History Today , Vol. 61, No. 1
The Authorised Version of the Bible was first published 400 years ago. It is one of the bestselling books of all time, but was its remarkable success due to its intrinsic merits or to the accidents of history?
For three centuries, this book has been woven into the life of all that is best and noblest in English history; it has become the national epic of Britain and is as familiar to noble and simple ... as Dante and Tasso once were to the Italians ... it is written in the noblest and purest English and abounds in exquisite beauties of pure literary form.
It may come as something of a surprise to learn that the above endorsement of the Authorised, or King James, Version of the Bible came from the pen of Thomas Huxley (1825-95), 'Darwin's Bulldog; champion of the theory of evolution and the first public figure in Britain to call himself a religious 'agnostic'. The man who sought to debunk much of biblical 'truth' in the name of science was perfectly ready to acknowledge the prime place this book could claim in the development of English culture.
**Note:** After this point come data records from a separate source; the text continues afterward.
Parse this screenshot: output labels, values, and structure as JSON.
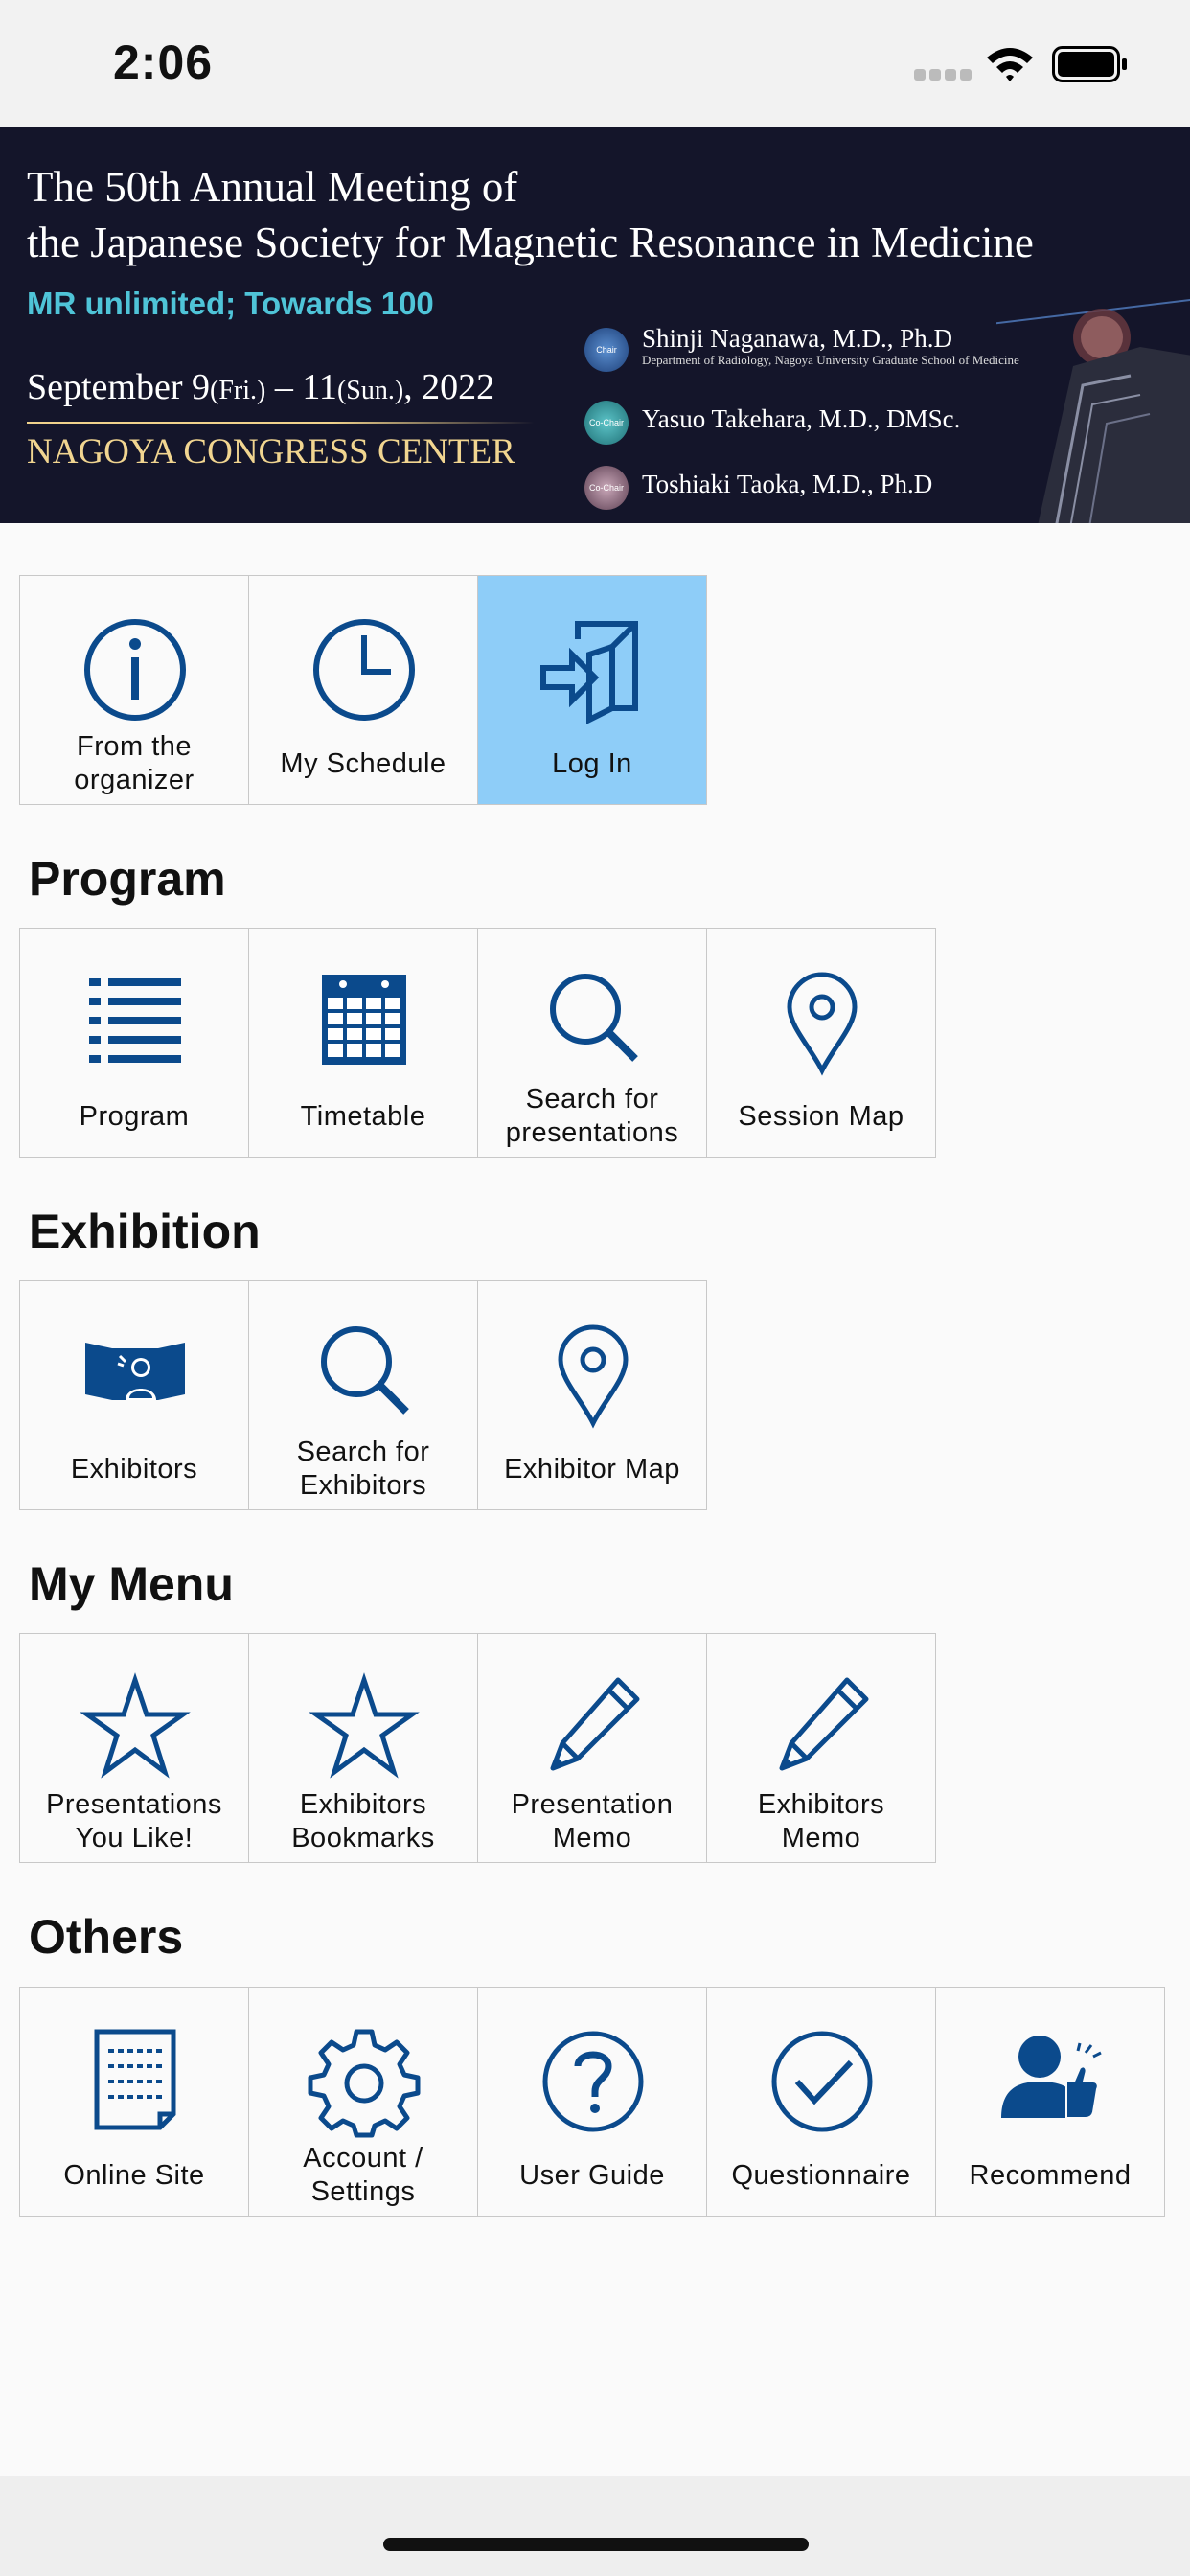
{
  "status_bar": {
    "time": "2:06"
  },
  "banner": {
    "title_line1": "The 50th Annual Meeting of",
    "title_line2": "the Japanese Society for Magnetic Resonance in Medicine",
    "subtitle": "MR unlimited; Towards 100",
    "dates_main": "September 9",
    "dates_fri": "(Fri.)",
    "dates_mid": " – 11",
    "dates_sun": "(Sun.)",
    "dates_year": ", 2022",
    "venue": "NAGOYA CONGRESS CENTER",
    "chairs": [
      {
        "badge": "Chair",
        "name": "Shinji Naganawa, M.D., Ph.D",
        "dept": "Department of Radiology, Nagoya University Graduate School of Medicine",
        "color": "#2a5f9e"
      },
      {
        "badge": "Co-Chair",
        "name": "Yasuo Takehara, M.D., DMSc.",
        "dept": "",
        "color": "#2a8c92"
      },
      {
        "badge": "Co-Chair",
        "name": "Toshiaki Taoka, M.D., Ph.D",
        "dept": "",
        "color": "#8c6a7e"
      }
    ]
  },
  "top_menu": [
    {
      "label": "From the\norganizer",
      "icon": "info-icon",
      "active": false
    },
    {
      "label": "My Schedule",
      "icon": "clock-icon",
      "active": false
    },
    {
      "label": "Log In",
      "icon": "login-icon",
      "active": true
    }
  ],
  "sections": {
    "program": {
      "title": "Program",
      "items": [
        {
          "label": "Program",
          "icon": "list-icon"
        },
        {
          "label": "Timetable",
          "icon": "calendar-icon"
        },
        {
          "label": "Search for\npresentations",
          "icon": "search-icon"
        },
        {
          "label": "Session Map",
          "icon": "map-pin-icon"
        }
      ]
    },
    "exhibition": {
      "title": "Exhibition",
      "items": [
        {
          "label": "Exhibitors",
          "icon": "exhibitor-booth-icon"
        },
        {
          "label": "Search for\nExhibitors",
          "icon": "search-icon"
        },
        {
          "label": "Exhibitor Map",
          "icon": "map-pin-icon"
        }
      ]
    },
    "my_menu": {
      "title": "My Menu",
      "items": [
        {
          "label": "Presentations\nYou Like!",
          "icon": "star-icon"
        },
        {
          "label": "Exhibitors\nBookmarks",
          "icon": "star-icon"
        },
        {
          "label": "Presentation\nMemo",
          "icon": "pencil-icon"
        },
        {
          "label": "Exhibitors\nMemo",
          "icon": "pencil-icon"
        }
      ]
    },
    "others": {
      "title": "Others",
      "items": [
        {
          "label": "Online Site",
          "icon": "document-icon"
        },
        {
          "label": "Account /\nSettings",
          "icon": "gear-icon"
        },
        {
          "label": "User Guide",
          "icon": "help-icon"
        },
        {
          "label": "Questionnaire",
          "icon": "check-circle-icon"
        },
        {
          "label": "Recommend",
          "icon": "thumbs-up-user-icon"
        }
      ]
    }
  },
  "colors": {
    "icon": "#0b4a8c",
    "active_tile": "#8ecdf8",
    "banner_bg": "#14152a"
  }
}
Huxley was far from being alone in his enthusiasm. The critic and social reformer John Ruskin (1819-1900) regarded the work as 'the one essential part of my education: And it was said of Abraham Lincoln (1809-65), one of the greatest orators in history, that the Authorised Version of the Bible was so fundamental to his education that he could almost be calked 'a man of one book'. The book which first saw the light of day in 1611 still has its devotees and admirers among believers and nonbelievers alike.
Exactly why this should be so requires explanation. The genesis of this book was fraught with anomalies. Even the names by which it has come to be known are deceptive. The Authorised Version was never authorised by the monarch for use in public worship, as some earlier translations of the Bible had been. Indeed, the King James Version owes little to the self-styled scholar and theologian who from 1603 to 1625 was James I of England and James VI of Scotland. He certainly set the project of translation in motion, but appears to have soon lost interest in it, did nothing to promote its use and never paid a penny towards its publication. Indeed, Robert Barker (d. 1645), the book's first publisher, ended his days in a debtors' prison. The entire project was born of religious controversy.
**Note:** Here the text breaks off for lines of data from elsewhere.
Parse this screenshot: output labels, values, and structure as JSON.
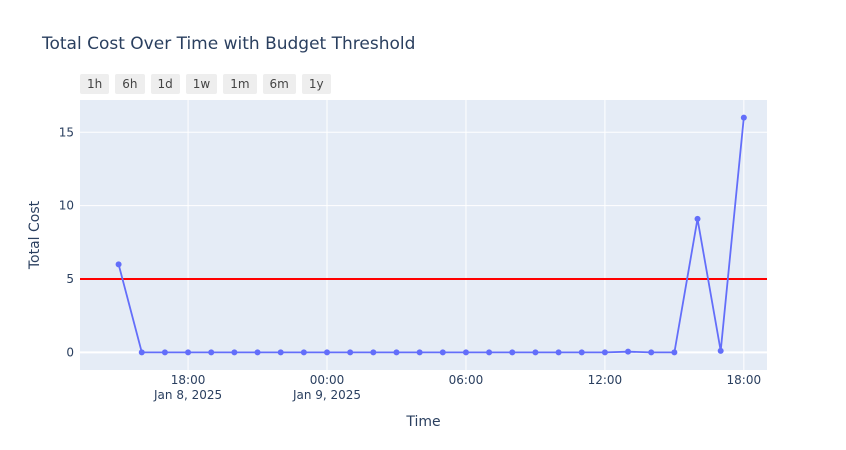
{
  "title": "Total Cost Over Time with Budget Threshold",
  "range_buttons": [
    "1h",
    "6h",
    "1d",
    "1w",
    "1m",
    "6m",
    "1y"
  ],
  "colors": {
    "line": "#636efa",
    "threshold": "#ff0000",
    "plot_bg": "#e5ecf6",
    "grid": "#ffffff"
  },
  "chart_data": {
    "type": "line",
    "title": "Total Cost Over Time with Budget Threshold",
    "xlabel": "Time",
    "ylabel": "Total Cost",
    "x_range": [
      "2025-01-08 13:20",
      "2025-01-09 19:00"
    ],
    "ylim": [
      -1.2,
      17.2
    ],
    "grid": true,
    "x_ticks": [
      {
        "x": "2025-01-08 18:00",
        "label": "18:00",
        "sublabel": "Jan 8, 2025"
      },
      {
        "x": "2025-01-09 00:00",
        "label": "00:00",
        "sublabel": "Jan 9, 2025"
      },
      {
        "x": "2025-01-09 06:00",
        "label": "06:00",
        "sublabel": ""
      },
      {
        "x": "2025-01-09 12:00",
        "label": "12:00",
        "sublabel": ""
      },
      {
        "x": "2025-01-09 18:00",
        "label": "18:00",
        "sublabel": ""
      }
    ],
    "y_ticks": [
      0,
      5,
      10,
      15
    ],
    "threshold": 5,
    "series": [
      {
        "x": [
          "2025-01-08 15:00",
          "2025-01-08 16:00",
          "2025-01-08 17:00",
          "2025-01-08 18:00",
          "2025-01-08 19:00",
          "2025-01-08 20:00",
          "2025-01-08 21:00",
          "2025-01-08 22:00",
          "2025-01-08 23:00",
          "2025-01-09 00:00",
          "2025-01-09 01:00",
          "2025-01-09 02:00",
          "2025-01-09 03:00",
          "2025-01-09 04:00",
          "2025-01-09 05:00",
          "2025-01-09 06:00",
          "2025-01-09 07:00",
          "2025-01-09 08:00",
          "2025-01-09 09:00",
          "2025-01-09 10:00",
          "2025-01-09 11:00",
          "2025-01-09 12:00",
          "2025-01-09 13:00",
          "2025-01-09 14:00",
          "2025-01-09 15:00",
          "2025-01-09 16:00",
          "2025-01-09 17:00",
          "2025-01-09 18:00"
        ],
        "values": [
          6,
          0,
          0,
          0,
          0,
          0,
          0,
          0,
          0,
          0,
          0,
          0,
          0,
          0,
          0,
          0,
          0,
          0,
          0,
          0,
          0,
          0,
          0.05,
          0,
          0,
          9.1,
          0.1,
          16
        ]
      }
    ]
  }
}
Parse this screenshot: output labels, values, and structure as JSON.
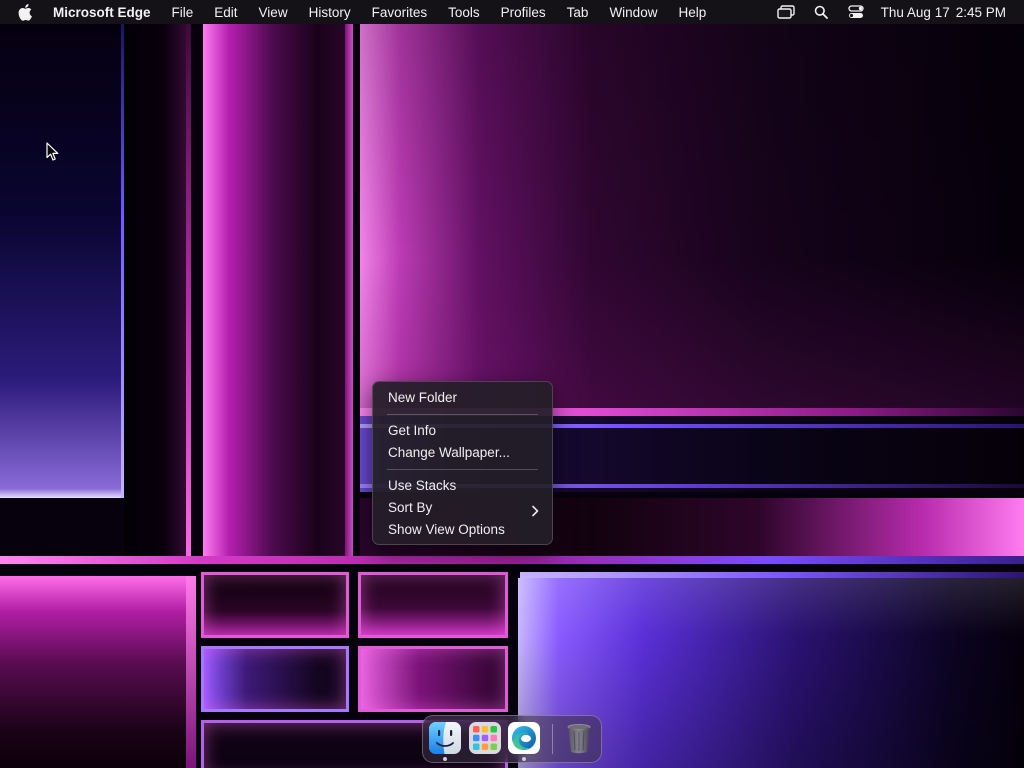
{
  "menubar": {
    "app_name": "Microsoft Edge",
    "menus": [
      "File",
      "Edit",
      "View",
      "History",
      "Favorites",
      "Tools",
      "Profiles",
      "Tab",
      "Window",
      "Help"
    ],
    "status_icons": [
      "screen-mirroring-icon",
      "search-icon",
      "control-center-icon"
    ],
    "date": "Thu Aug 17",
    "time": "2:45 PM"
  },
  "context_menu": {
    "items": [
      {
        "label": "New Folder"
      },
      {
        "label": "Get Info"
      },
      {
        "label": "Change Wallpaper..."
      },
      {
        "label": "Use Stacks"
      },
      {
        "label": "Sort By",
        "submenu": true
      },
      {
        "label": "Show View Options"
      }
    ]
  },
  "dock": {
    "apps": [
      {
        "name": "Finder",
        "icon": "finder-icon",
        "running": true
      },
      {
        "name": "Launchpad",
        "icon": "launchpad-icon",
        "running": false
      },
      {
        "name": "Microsoft Edge",
        "icon": "edge-icon",
        "running": true
      },
      {
        "name": "Trash",
        "icon": "trash-icon",
        "running": false
      }
    ]
  },
  "colors": {
    "accent_pink": "#ff7cf0",
    "accent_violet": "#7e5bff",
    "menu_bg": "#241e28"
  }
}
When James Stuart travelled south to London in the summer of 1603 to claim the English crown he had waited for so eagerly he found a church divided not so much over doctrinal issues as over matters of authority and practice. The Church of England was Calvinist in its theology, but its liturgy and ceremony were stuck in a halfway house between Catholicism and the Reformed traditions of the Continental churches. This was the distinctive, Janus-faced church beloved of Elizabeth I. Its liturgy was set out in the Book of Common Prayer, first published in 1549 during the reign of the hardline Protestant boy-king Edward VI, the work of his Archbishop of Canterbury, Thomas Cranmer; its clergy wore scaled-down 'popish' vestments; above all, it had a hierarchical government. The monarch was head (or, in the case of Elizabeth I, Supreme Governor) of the church and his or her authority was mediated through archbishops, bishops and the lower grades of clergy. It was a church which had order; and order was considered vital in a country whose establishment was always wary of social unrest. That was why the bishops disliked the Puritans.
The English Reformation had not gone far enough for the Puritans. They wanted to do away with bedecked altars and vestments used in Church of England services and wanted certain theological ambiguities removed from the Prayer Book to make it one of pure evangelical doctrine. But what was of greater concern to the establishment was their attitude towards church government. Elizabeth I had accepted a pyramidal concept of the constitution. …